2.3 Later Works. The later holdings of Germanic imprints are varied. Of the pre-Reformation items many were presented to the monastery or have monastic annotations. There are a number of 16th-century Bibles and commentaries from Geneva and Basel in various languages. Both towns are otherwise fairly well represented and include the Venerable Bede's Opera (Basel 1573), formerly in the monastery of the ``Augustinerchorherren' of Baumberg (and then in the Royal Library of Munich). A group of German 16th and early 17th-century works were given in the 1630s by John Cosin (1595-1672), later Bishop of Durham. It contained 10 works from Basel, Frankfurt a. M., Heidelberg, Geneva, Hamburg, Mainz and Herborn, ranging in date from 1587 to 1642, mostly on legal and religious subjects but including two items of Spanish interest, namely M. Juande's Historiae de rebus Hispaniae (Mainz 1605) and Andreas Schottus, Hispaniae bibliotheca (Frankfurt a. M. 1618). Some books were given in the 1630s but others may have come with a later donation of 1664. Also noteworthy are incomplete copies of two editions of Johann Israel de Bry's India Orientalis issued in Frankfurt between 1601-1607 and 1624-1628.
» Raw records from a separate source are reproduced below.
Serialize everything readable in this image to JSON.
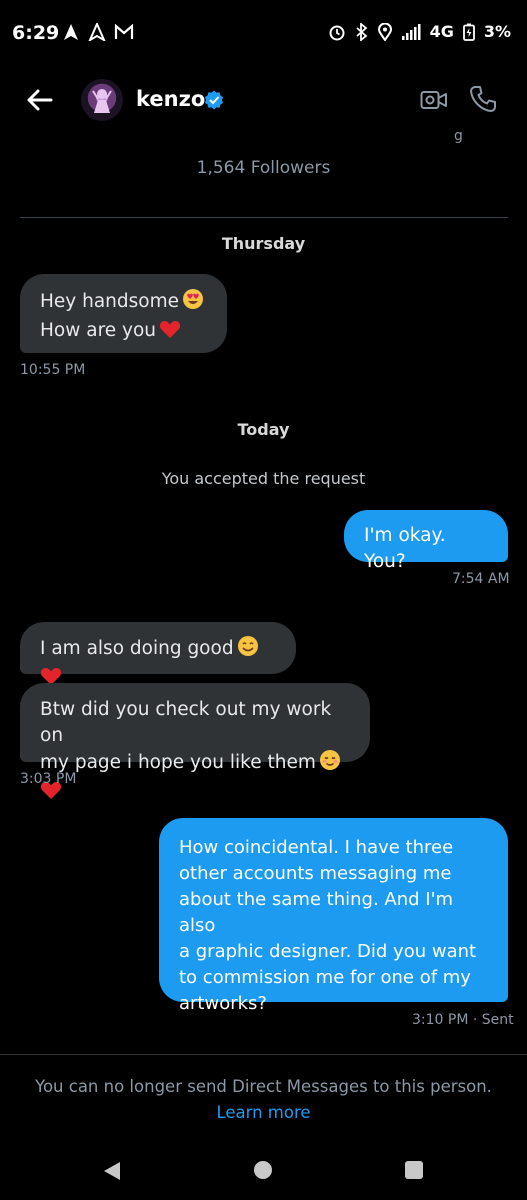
{
  "status_bar": {
    "time": "6:29",
    "network": "4G",
    "battery": "3%"
  },
  "header": {
    "name": "kenzo",
    "followers": "1,564 Followers"
  },
  "conversation": {
    "day1": "Thursday",
    "msg1_line1": "Hey handsome",
    "msg1_line2": "How are you",
    "msg1_time": "10:55 PM",
    "day2": "Today",
    "system_note": "You accepted the request",
    "msg2_text": "I'm okay. You?",
    "msg2_time": "7:54 AM",
    "msg3_text": "I am also doing good",
    "msg4_line1": "Btw did you check out my work on",
    "msg4_line2": "my page i hope you like them",
    "msg4_time": "3:03 PM",
    "msg5_lines": [
      "How coincidental. I have three",
      "other accounts messaging me",
      "about the same thing. And I'm also",
      "a graphic designer. Did you want",
      "to commission me for one of my",
      "artworks?"
    ],
    "msg5_time": "3:10 PM · Sent"
  },
  "footer": {
    "notice": "You can no longer send Direct Messages to this person.",
    "learn_more": "Learn more"
  },
  "colors": {
    "background": "#000000",
    "incoming_bubble": "#2f3336",
    "outgoing_bubble": "#1d9bf0",
    "accent": "#1d9bf0",
    "muted_text": "#8b98a5"
  },
  "icons": {
    "heart": "red-heart-emoji",
    "heart_eyes": "smiling-face-with-heart-eyes-emoji",
    "smile": "smiling-face-emoji",
    "blush": "relieved-face-emoji"
  }
}
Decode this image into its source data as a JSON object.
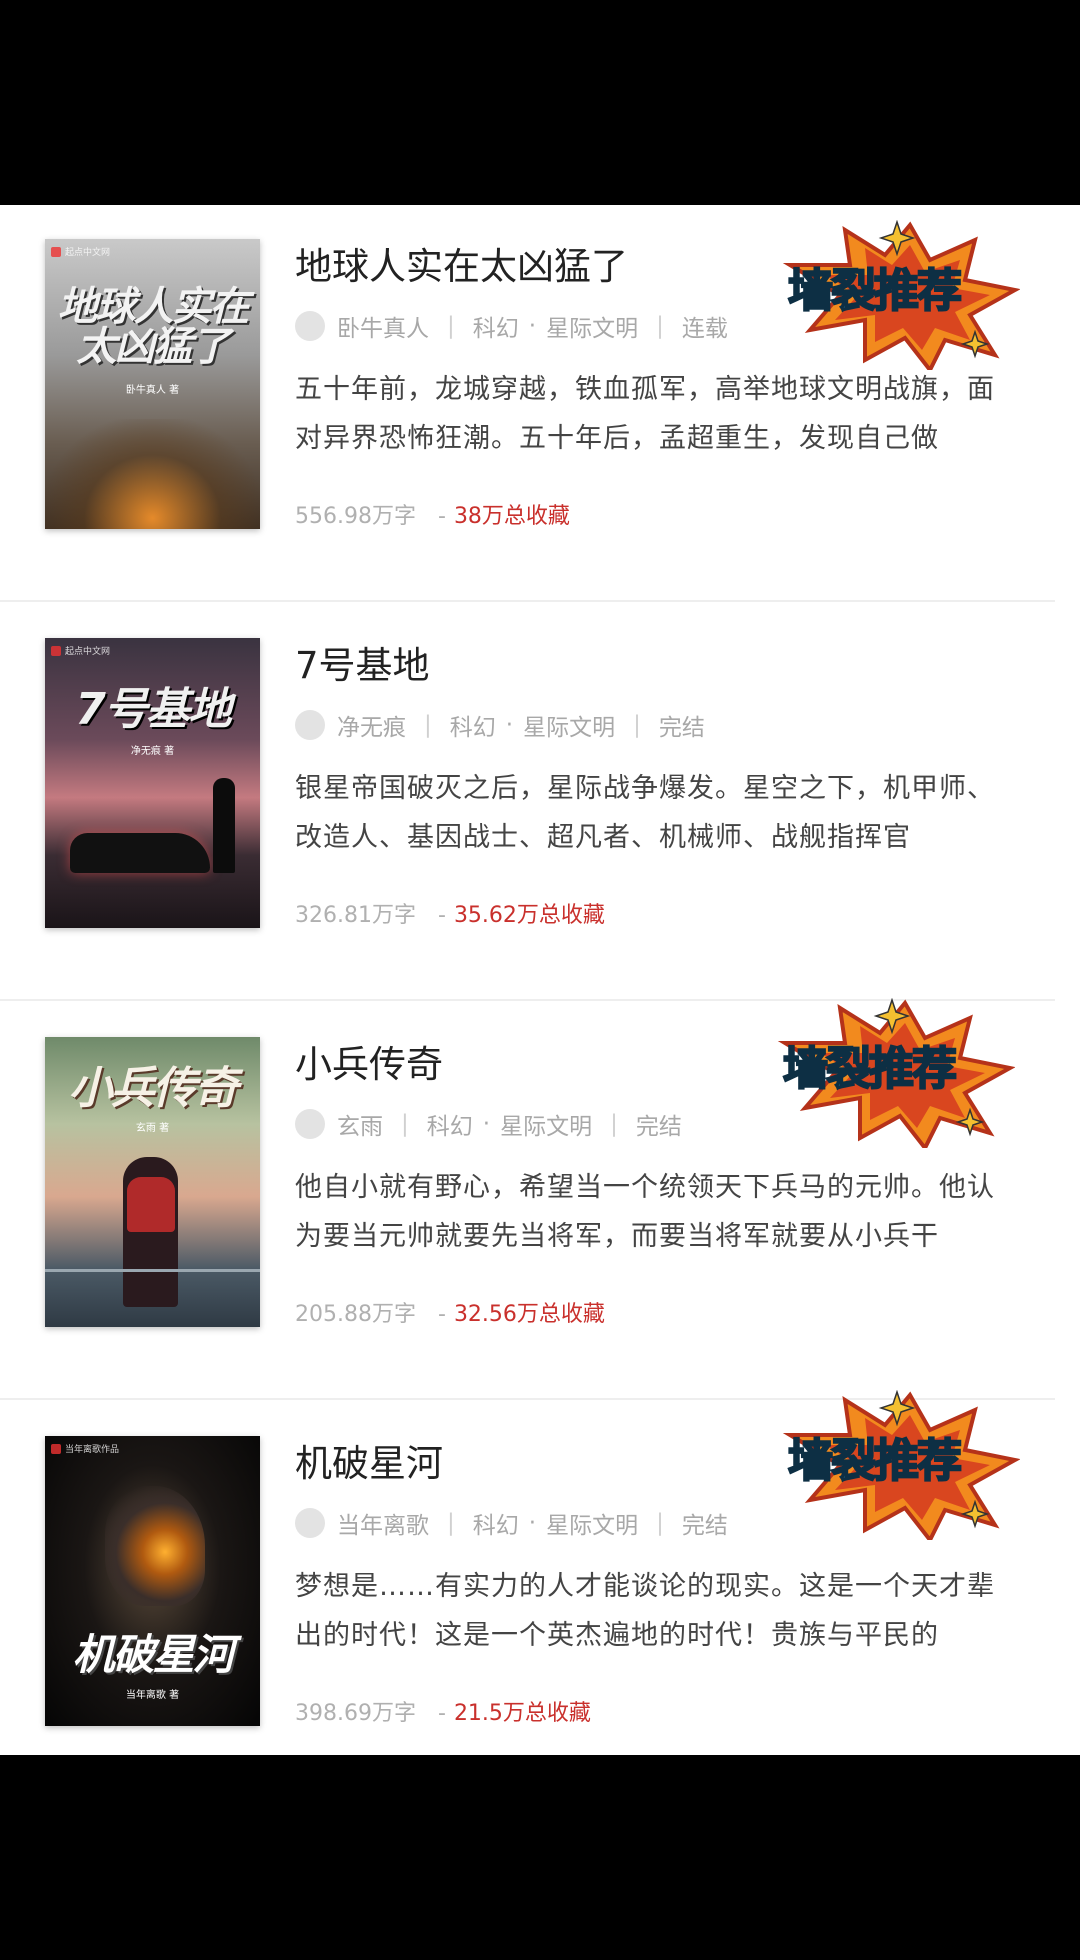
{
  "badge_text": "墙裂推荐",
  "books": [
    {
      "cover_title": "地球人实在太凶猛了",
      "cover_author": "卧牛真人 著",
      "title": "地球人实在太凶猛了",
      "author": "卧牛真人",
      "category": "科幻",
      "subcategory": "星际文明",
      "status": "连载",
      "description": "五十年前，龙城穿越，铁血孤军，高举地球文明战旗，面对异界恐怖狂潮。五十年后，孟超重生，发现自己做",
      "word_count": "556.98万字",
      "favorites": "38万总收藏",
      "recommended": true
    },
    {
      "cover_title": "7号基地",
      "cover_author": "净无痕 著",
      "title": "7号基地",
      "author": "净无痕",
      "category": "科幻",
      "subcategory": "星际文明",
      "status": "完结",
      "description": "银星帝国破灭之后，星际战争爆发。星空之下，机甲师、改造人、基因战士、超凡者、机械师、战舰指挥官",
      "word_count": "326.81万字",
      "favorites": "35.62万总收藏",
      "recommended": false
    },
    {
      "cover_title": "小兵传奇",
      "cover_author": "玄雨 著",
      "title": "小兵传奇",
      "author": "玄雨",
      "category": "科幻",
      "subcategory": "星际文明",
      "status": "完结",
      "description": "他自小就有野心，希望当一个统领天下兵马的元帅。他认为要当元帅就要先当将军，而要当将军就要从小兵干",
      "word_count": "205.88万字",
      "favorites": "32.56万总收藏",
      "recommended": true
    },
    {
      "cover_title": "机破星河",
      "cover_author": "当年离歌 著",
      "title": "机破星河",
      "author": "当年离歌",
      "category": "科幻",
      "subcategory": "星际文明",
      "status": "完结",
      "description": "梦想是……有实力的人才能谈论的现实。这是一个天才辈出的时代！这是一个英杰遍地的时代！贵族与平民的",
      "word_count": "398.69万字",
      "favorites": "21.5万总收藏",
      "recommended": true
    }
  ]
}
2.4 University theses. The most significant body of material of interest to German researchers is the collection of several thousand continental university theses from Scandinavia, the Low Countries, Germany, Switzerland and Poland, dating from the early 16th century to about 1800 and including some items in the vernacular. Many of the theses were acquired from the collection of Joseph Holden Pott, Archdeacon of London, the son of the distinguished physician Percival Pott. Joseph Pott died in 1847 and his library was sold in that year. Another body of material was transferred from Durham University Library in the 19th century. The German and Swiss items date between 1532 and 1769. The major holdings are Altdorf (1673-1759), Greifswald (1619-1738), Helmstedt (1586-1759), Jena (1616-1759), Königsberg (1615-1735), Leipzig (1631-1769), Rostock (1619-1761), Strasbourg (1625-1728) and Wittenberg (1532-1763).


Main catalogue

[Comprises sheaf author/title slips and is housed in the Library Office in the Loft. Copies are incorporated into the University Library sheaf catalogues at Palace Green and the Main Library. Additional indexes of former owners, imprints and bindings are to be found in the Refectory.]

Imprints index of the thesis collection


[Holdings of the Dean and Chapter Library are included in the author catalogue based upon a print-out from the Incunabula Short Title Catalogue (ISTC), held in the University's Special Collections reading room and annotated with shelfmarks.]

The pre-1701 books in the library are included in: The Cathedral libraries catalogue. Books printed before 1701 in the libraries of the Anglican Cathedrals of England and Wales. By Margaret S. G. McLeod and others. Ed. and completed by Karen I. James and David J. Shaw. 2 vols. London 1984-98 (vol. 2: books printed outside the British Isles)


Hughes, H. D.: A history of Durham Cathedral Library, with an introduction and additional chapter on some later Durham bibliophiles by J. M. Falkner. Durham 1925

Ker, N. R.: Medieval libraries of Great Britain. London 1964

Norris, R. C.: The library of the Dean and Chapter of Durham. Durham 1988 (available free from the Library)

Forster, L. W.: Zeseniana in der Domkapitelbibliothek zu Durham. In: Festschrift zum 60. Geburtstag von Hans-Gert Reloff. Bd 1. Bern 1992, S. 893-903 [contains a discussion of a small number of Germanic dissertations]

See also: A directory of rare book and special collections ...2nd ed. London 1997, p. 69

July 1997

Alastair Hugh Fraser

Quelle: Handbuch der historischen Buchbestände in Deutschland. Digitalisiert von Günter Kükenshöner.
Hrsg. von Bernhard Fabian. Hildesheim: Olms Neue Medien 2003.